▸ Your assignment:
In the entries below, identify every line with the string "reads" and copy it.

▸ Records supplied:
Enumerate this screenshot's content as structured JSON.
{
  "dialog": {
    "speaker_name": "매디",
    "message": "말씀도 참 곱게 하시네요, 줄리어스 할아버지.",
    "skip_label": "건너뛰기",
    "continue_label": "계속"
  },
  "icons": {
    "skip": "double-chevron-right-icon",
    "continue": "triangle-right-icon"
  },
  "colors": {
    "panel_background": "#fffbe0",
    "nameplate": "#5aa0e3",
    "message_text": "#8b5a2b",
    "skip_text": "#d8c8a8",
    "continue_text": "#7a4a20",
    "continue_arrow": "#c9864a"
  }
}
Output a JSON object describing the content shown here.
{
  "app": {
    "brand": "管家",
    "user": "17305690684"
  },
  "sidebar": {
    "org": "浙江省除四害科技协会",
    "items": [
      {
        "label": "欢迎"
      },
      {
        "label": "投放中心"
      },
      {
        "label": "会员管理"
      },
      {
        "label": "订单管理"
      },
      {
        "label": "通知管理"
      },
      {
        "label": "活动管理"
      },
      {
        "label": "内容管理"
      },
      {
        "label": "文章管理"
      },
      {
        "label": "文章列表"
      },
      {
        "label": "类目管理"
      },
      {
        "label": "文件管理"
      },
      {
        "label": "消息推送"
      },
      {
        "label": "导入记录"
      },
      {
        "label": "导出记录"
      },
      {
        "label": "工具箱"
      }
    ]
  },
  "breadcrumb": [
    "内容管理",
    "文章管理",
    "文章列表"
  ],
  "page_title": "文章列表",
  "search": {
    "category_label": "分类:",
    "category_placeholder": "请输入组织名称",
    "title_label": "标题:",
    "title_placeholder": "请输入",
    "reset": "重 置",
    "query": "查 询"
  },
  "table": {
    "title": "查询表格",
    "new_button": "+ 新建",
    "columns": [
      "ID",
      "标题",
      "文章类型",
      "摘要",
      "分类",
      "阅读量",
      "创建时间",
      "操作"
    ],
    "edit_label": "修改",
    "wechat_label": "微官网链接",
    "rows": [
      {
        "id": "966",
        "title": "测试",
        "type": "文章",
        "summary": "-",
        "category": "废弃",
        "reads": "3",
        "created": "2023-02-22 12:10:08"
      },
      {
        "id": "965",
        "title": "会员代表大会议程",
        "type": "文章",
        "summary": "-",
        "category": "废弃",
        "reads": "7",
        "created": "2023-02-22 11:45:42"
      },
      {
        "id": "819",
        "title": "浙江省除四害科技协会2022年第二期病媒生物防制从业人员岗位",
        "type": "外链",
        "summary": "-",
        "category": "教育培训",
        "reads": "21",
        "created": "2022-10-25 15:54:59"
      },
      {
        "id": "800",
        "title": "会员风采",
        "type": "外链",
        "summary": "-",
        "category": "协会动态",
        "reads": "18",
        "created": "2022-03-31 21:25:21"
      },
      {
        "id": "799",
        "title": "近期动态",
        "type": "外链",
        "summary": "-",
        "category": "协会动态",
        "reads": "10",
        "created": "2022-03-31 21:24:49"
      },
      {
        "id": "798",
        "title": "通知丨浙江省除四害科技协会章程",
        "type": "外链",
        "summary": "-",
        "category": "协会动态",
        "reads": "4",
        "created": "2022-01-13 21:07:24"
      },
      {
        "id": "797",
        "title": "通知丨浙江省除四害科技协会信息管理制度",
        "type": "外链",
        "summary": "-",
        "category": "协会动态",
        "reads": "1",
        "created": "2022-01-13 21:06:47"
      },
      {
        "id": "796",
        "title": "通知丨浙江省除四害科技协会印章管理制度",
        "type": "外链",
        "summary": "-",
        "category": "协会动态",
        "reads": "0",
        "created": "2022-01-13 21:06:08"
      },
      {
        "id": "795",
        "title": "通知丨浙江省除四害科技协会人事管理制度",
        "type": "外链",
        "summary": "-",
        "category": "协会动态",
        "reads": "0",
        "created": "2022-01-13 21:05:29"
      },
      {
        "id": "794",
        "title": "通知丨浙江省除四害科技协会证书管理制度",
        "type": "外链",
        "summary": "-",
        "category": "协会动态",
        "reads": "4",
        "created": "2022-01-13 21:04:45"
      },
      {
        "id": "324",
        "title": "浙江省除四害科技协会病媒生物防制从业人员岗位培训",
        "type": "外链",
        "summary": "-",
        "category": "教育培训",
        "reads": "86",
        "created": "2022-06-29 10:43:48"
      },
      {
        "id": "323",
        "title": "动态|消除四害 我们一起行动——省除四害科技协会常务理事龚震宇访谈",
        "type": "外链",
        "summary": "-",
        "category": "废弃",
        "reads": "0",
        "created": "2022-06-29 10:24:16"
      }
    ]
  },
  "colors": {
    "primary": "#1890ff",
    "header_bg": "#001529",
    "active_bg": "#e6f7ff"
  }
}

▸ Solution to this problem:
        "reads": "3",
        "reads": "7",
        "reads": "21",
        "reads": "18",
        "reads": "10",
        "reads": "4",
        "reads": "1",
        "reads": "0",
        "reads": "0",
        "reads": "4",
        "reads": "86",
        "reads": "0",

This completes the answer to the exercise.